On June 5, 1981, the Centers for Disease Control and Prevention published an article in its weekly report on morbidity and mortality describing five cases of a rare lung infection, PCP, in gay men in Los Angeles. AIDS. Today, the article’s publication is often cited as the beginning of the AIDS crisis.
The article urged medical professionals across the country, particularly in New York, San Francisco and Los Angeles, to send information to the CDC about similar and mysterious cases. As it was first discovered among gay men, Acquired Immunodeficiency Syndrome, as it would be called the following year, was colloquially referred to as “gay cancer” and was officially called gay-associated immunodeficiency before the term AIDS was coined in 1982.
AIDS is not fatal in itself – in fact, it severely affects the immune system’s ability to fight disease, leaving the patient vulnerable to all kinds of infections, particularly “opportunistic infections”. PCP is one such opportunistic infection, and it was one of the few diseases whose increased incidence in 1981 revealed an HIV/AIDS epidemic.

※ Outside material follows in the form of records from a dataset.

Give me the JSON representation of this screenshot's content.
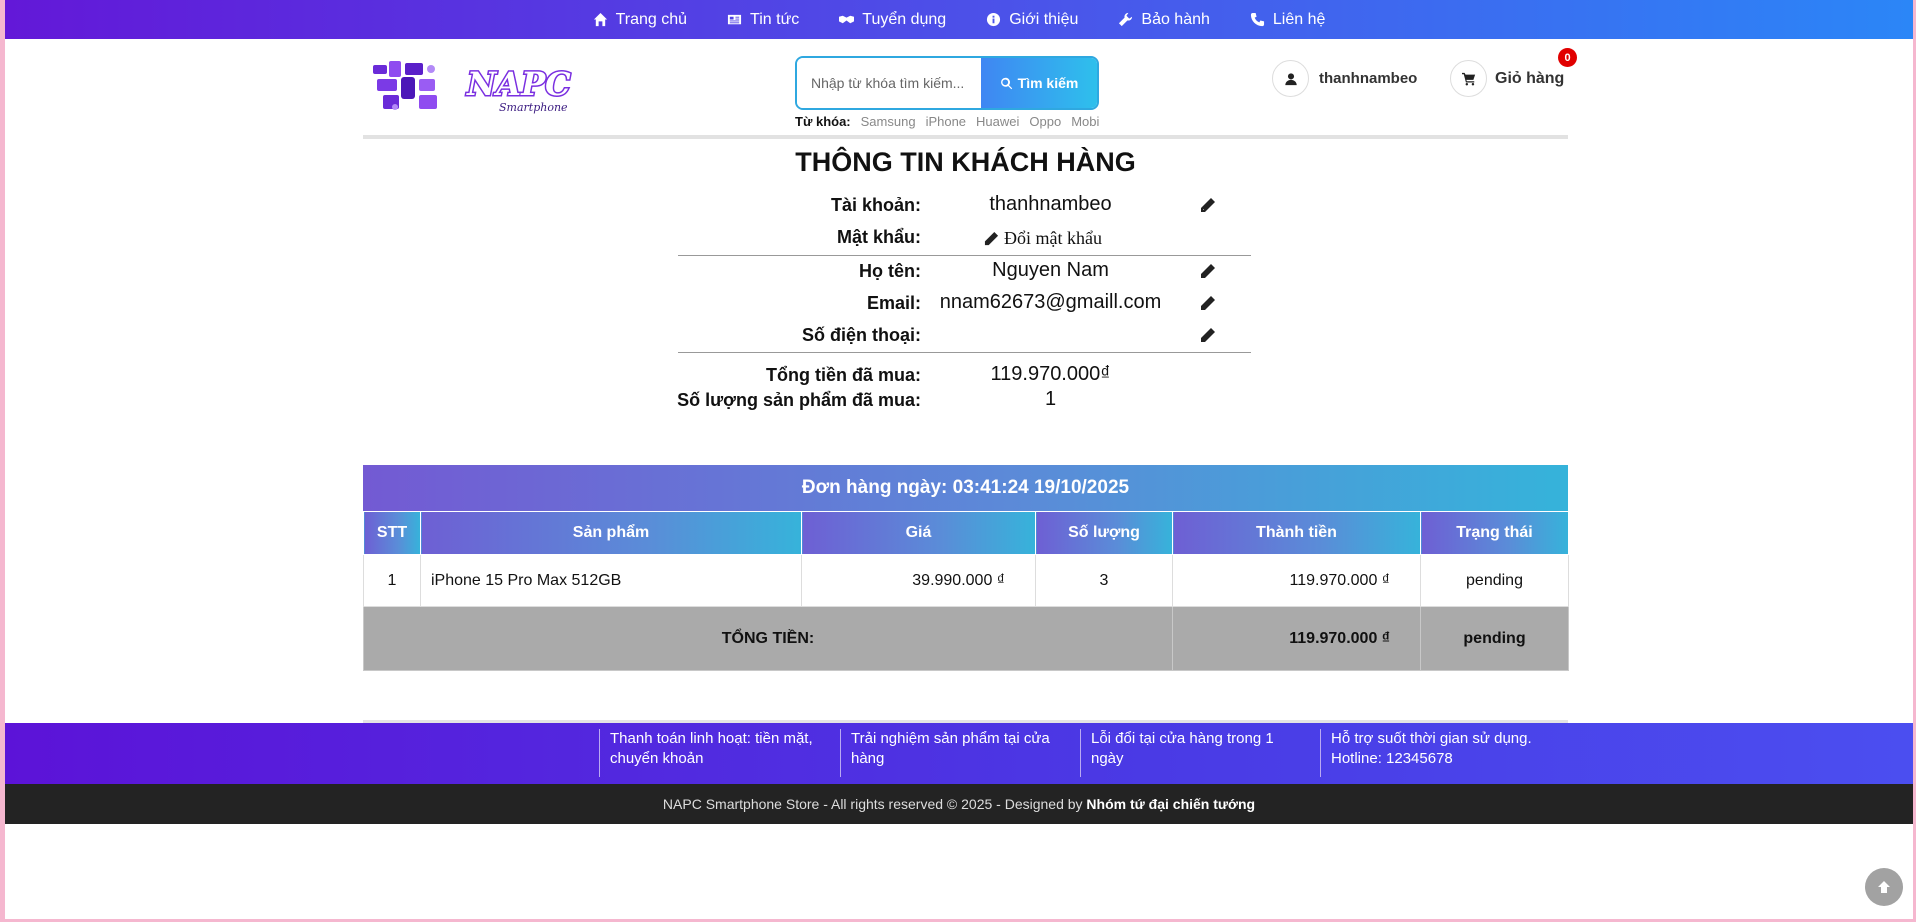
{
  "nav": {
    "items": [
      {
        "label": "Trang chủ",
        "icon": "home-icon"
      },
      {
        "label": "Tin tức",
        "icon": "newspaper-icon"
      },
      {
        "label": "Tuyển dụng",
        "icon": "handshake-icon"
      },
      {
        "label": "Giới thiệu",
        "icon": "info-icon"
      },
      {
        "label": "Bảo hành",
        "icon": "wrench-icon"
      },
      {
        "label": "Liên hệ",
        "icon": "phone-icon"
      }
    ]
  },
  "header": {
    "logo_text": "NAPC",
    "logo_sub": "Smartphone",
    "search_placeholder": "Nhập từ khóa tìm kiếm...",
    "search_button": "Tìm kiếm",
    "keywords_label": "Từ khóa:",
    "keywords": [
      "Samsung",
      "iPhone",
      "Huawei",
      "Oppo",
      "Mobi"
    ],
    "username": "thanhnambeo",
    "cart_label": "Giỏ hàng",
    "cart_count": "0"
  },
  "customer": {
    "title": "THÔNG TIN KHÁCH HÀNG",
    "account_label": "Tài khoản:",
    "account_value": "thanhnambeo",
    "password_label": "Mật khẩu:",
    "password_link": "Đổi mật khẩu",
    "name_label": "Họ tên:",
    "name_value": "Nguyen Nam",
    "email_label": "Email:",
    "email_value": "nnam62673@gmaill.com",
    "phone_label": "Số điện thoại:",
    "phone_value": "",
    "total_spent_label": "Tổng tiền đã mua:",
    "total_spent_value": "119.970.000₫",
    "items_bought_label": "Số lượng sản phẩm đã mua:",
    "items_bought_value": "1"
  },
  "order": {
    "heading": "Đơn hàng ngày: 03:41:24 19/10/2025",
    "columns": [
      "STT",
      "Sản phẩm",
      "Giá",
      "Số lượng",
      "Thành tiền",
      "Trạng thái"
    ],
    "rows": [
      {
        "stt": "1",
        "product": "iPhone 15 Pro Max 512GB",
        "price": "39.990.000 ₫",
        "qty": "3",
        "subtotal": "119.970.000 ₫",
        "status": "pending"
      }
    ],
    "total_label": "TỔNG TIỀN:",
    "total_value": "119.970.000 ₫",
    "total_status": "pending"
  },
  "footer": {
    "features": [
      "Thanh toán linh hoạt: tiền mặt, chuyển khoản",
      "Trải nghiệm sản phẩm tại cửa hàng",
      "Lỗi đổi tại cửa hàng trong 1 ngày",
      "Hỗ trợ suốt thời gian sử dụng. Hotline: 12345678"
    ],
    "copyright": "NAPC Smartphone Store - All rights reserved © 2025 - Designed by",
    "designer": "Nhóm tứ đại chiến tướng"
  }
}
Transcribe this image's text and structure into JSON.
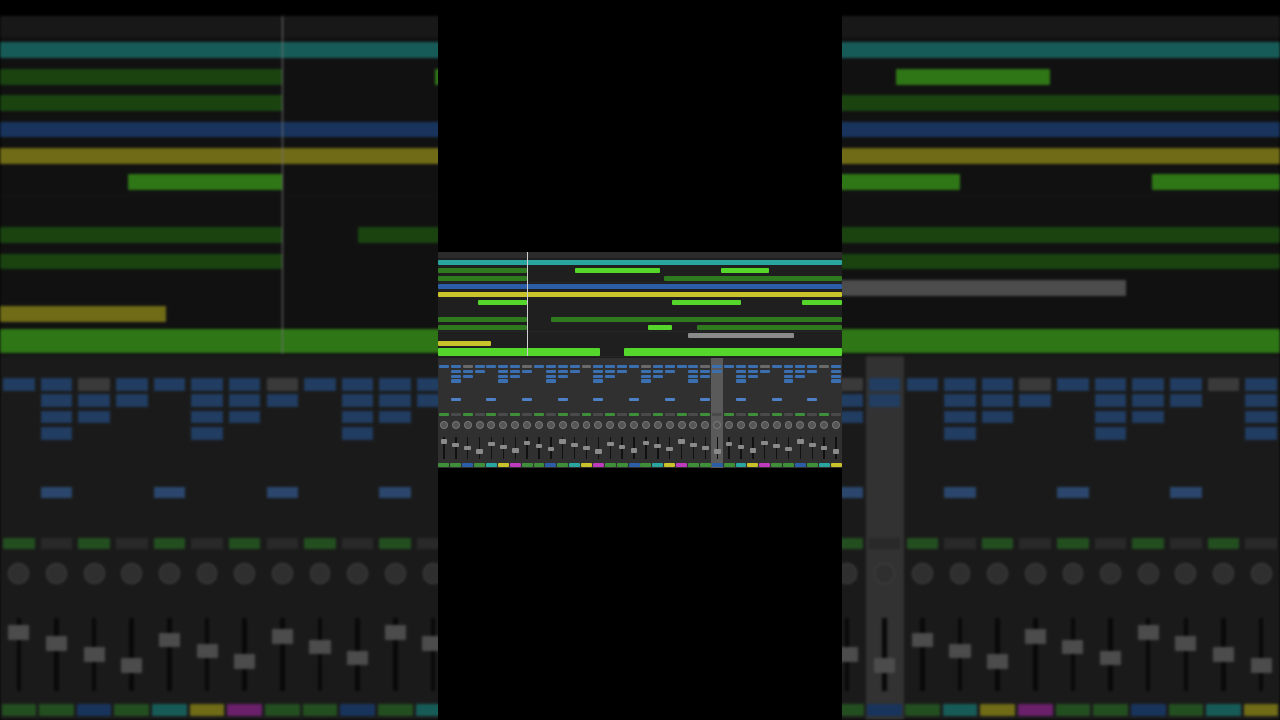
{
  "app": {
    "colors": {
      "background": "#000000",
      "track_bg": "#1f1f1f",
      "region_green": "#55d62a",
      "region_green_dim": "#2f7a1e",
      "region_teal": "#2aa6a0",
      "region_yellow": "#c9c22a",
      "region_blue": "#2c5ea8",
      "mixer_bg": "#2a2a2a",
      "plugin_slot": "#3c6fb0",
      "selected_strip": "#5a5a5a"
    },
    "icons": [
      "playhead-icon",
      "fader-icon",
      "pan-knob-icon"
    ]
  },
  "arrange": {
    "track_count": 12,
    "playhead_bar_fraction": 0.22
  },
  "mixer": {
    "channel_count": 34,
    "selected_channel_index": 23
  }
}
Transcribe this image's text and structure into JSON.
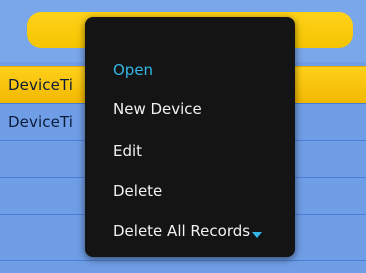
{
  "list": {
    "rows": [
      {
        "label": "DeviceTi"
      },
      {
        "label": "DeviceTi"
      }
    ]
  },
  "menu": {
    "items": [
      {
        "label": "Open"
      },
      {
        "label": "New Device"
      },
      {
        "label": "Edit"
      },
      {
        "label": "Delete"
      },
      {
        "label": "Delete All Records"
      }
    ]
  },
  "colors": {
    "background": "#6f9ee6",
    "selection": "#f5c400",
    "menu_bg": "#141414",
    "menu_text": "#f2f2f2",
    "menu_active": "#35b7e6"
  },
  "icons": {
    "menu_scroll_more": "triangle-down-icon"
  }
}
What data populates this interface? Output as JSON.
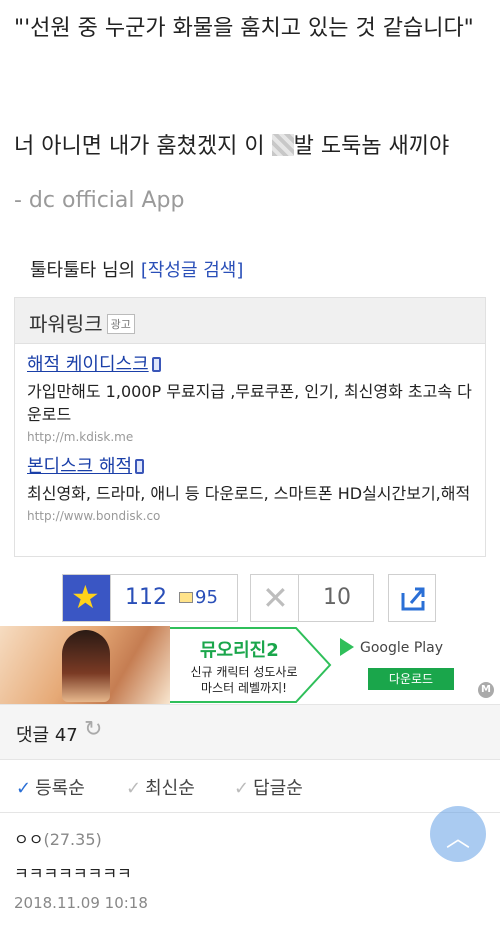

Within a few years, the AIDS epidemic had become the major public health crisis of the late twentieth century, although many continued to believe that it only affected gay men. Due to the misconception that it was a “gay disease”, it took two years before the New York Times published its first front-page article on AIDS and four years before then-President Ronald Reagan mentioned it for the first time publicly.
Two of the men named in the study had died by the time it was published, and the other three had died shortly thereafter. By the end of the millennium, nearly 775,000 Americans had died of AIDS-related illnesses.